» Exercise requirements
The word to find is "Links". Copy each line of the material that contains it.

» Records shown
%%

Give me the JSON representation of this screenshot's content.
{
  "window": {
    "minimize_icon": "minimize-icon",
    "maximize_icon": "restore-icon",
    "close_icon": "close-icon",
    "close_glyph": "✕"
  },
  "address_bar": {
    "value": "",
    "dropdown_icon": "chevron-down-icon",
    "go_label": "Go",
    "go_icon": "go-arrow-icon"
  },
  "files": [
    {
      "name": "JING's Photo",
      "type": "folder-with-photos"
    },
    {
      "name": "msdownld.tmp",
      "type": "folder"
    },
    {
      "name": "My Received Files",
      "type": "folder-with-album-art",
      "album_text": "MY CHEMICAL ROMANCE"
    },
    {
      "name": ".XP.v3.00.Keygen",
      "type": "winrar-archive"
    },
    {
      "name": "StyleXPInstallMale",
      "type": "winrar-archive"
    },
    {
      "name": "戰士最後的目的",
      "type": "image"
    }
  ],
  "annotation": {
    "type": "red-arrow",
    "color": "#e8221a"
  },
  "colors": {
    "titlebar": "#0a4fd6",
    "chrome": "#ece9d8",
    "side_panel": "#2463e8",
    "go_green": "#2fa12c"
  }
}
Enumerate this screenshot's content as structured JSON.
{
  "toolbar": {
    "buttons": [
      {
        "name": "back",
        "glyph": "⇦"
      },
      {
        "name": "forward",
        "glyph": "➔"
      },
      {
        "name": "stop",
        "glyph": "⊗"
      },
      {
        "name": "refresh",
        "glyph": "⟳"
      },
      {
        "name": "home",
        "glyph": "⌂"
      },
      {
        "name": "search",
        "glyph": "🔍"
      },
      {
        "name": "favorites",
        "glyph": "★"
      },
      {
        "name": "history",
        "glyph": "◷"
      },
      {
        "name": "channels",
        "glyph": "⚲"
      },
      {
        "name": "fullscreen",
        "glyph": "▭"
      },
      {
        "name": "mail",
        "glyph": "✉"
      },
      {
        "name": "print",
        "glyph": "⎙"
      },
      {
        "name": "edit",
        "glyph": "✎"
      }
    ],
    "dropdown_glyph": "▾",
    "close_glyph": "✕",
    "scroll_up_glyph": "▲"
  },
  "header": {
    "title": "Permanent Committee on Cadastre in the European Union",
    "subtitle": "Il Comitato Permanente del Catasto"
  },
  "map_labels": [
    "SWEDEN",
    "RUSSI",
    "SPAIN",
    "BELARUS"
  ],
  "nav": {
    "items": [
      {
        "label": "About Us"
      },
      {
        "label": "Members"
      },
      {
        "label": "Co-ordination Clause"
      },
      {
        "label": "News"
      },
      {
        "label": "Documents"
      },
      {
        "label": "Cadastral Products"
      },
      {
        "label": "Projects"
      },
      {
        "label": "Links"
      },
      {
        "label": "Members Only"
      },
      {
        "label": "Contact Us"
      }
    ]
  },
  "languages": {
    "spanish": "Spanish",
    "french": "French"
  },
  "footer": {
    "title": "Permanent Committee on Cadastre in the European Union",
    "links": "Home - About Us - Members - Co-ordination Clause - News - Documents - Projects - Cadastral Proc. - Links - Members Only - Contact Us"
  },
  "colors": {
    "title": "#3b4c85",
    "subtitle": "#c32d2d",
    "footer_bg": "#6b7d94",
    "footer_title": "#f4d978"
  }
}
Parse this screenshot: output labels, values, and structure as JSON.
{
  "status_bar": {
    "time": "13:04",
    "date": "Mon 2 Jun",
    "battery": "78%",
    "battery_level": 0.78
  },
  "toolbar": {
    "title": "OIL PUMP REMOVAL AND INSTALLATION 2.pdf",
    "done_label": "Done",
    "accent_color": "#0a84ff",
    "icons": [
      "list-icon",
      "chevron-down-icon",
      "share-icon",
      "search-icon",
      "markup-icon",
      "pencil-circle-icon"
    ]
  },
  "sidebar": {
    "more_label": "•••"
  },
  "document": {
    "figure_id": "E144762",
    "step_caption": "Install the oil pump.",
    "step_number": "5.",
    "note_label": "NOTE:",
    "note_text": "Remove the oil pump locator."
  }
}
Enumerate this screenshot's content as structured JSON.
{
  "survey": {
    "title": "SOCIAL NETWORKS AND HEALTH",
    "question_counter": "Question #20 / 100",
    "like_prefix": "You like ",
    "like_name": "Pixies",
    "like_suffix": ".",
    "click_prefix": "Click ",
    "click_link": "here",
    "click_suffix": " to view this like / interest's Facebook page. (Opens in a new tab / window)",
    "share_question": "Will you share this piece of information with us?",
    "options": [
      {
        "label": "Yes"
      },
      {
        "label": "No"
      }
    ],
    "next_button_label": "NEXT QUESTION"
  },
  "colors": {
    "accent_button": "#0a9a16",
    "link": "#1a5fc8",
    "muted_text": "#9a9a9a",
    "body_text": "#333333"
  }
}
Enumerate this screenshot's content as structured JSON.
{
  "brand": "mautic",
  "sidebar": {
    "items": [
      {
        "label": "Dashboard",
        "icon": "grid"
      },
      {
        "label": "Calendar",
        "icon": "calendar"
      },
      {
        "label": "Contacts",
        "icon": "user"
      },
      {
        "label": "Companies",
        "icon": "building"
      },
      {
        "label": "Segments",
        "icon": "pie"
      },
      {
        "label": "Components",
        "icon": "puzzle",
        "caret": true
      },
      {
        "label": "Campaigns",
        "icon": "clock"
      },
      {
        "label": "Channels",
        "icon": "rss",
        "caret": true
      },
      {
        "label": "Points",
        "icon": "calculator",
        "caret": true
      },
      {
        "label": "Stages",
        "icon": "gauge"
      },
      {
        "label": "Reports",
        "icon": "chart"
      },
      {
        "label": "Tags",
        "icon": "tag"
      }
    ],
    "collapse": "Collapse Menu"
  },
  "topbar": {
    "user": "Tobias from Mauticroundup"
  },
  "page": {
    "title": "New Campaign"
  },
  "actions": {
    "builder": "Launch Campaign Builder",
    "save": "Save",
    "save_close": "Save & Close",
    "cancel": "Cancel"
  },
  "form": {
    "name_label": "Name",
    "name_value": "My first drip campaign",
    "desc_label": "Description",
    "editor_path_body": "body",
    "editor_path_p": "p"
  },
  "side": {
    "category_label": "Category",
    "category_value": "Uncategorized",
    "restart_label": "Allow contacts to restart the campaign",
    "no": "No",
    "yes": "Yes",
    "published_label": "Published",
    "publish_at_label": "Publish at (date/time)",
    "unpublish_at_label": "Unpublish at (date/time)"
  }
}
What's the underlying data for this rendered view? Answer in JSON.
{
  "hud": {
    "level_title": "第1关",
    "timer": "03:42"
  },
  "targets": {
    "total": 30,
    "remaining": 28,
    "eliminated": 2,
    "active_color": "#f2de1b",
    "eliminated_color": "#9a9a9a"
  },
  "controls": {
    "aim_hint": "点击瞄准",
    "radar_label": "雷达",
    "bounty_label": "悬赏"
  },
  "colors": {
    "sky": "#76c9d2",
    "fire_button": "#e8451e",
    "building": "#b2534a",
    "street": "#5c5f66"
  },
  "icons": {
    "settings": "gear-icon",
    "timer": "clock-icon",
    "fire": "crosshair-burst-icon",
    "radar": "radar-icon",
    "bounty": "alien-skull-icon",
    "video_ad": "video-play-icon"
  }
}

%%

» Your response
        "label": "Links"
    "links": "Home - About Us - Members - Co-ordination Clause - News - Documents - Projects - Cadastral Proc. - Links - Members Only - Contact Us"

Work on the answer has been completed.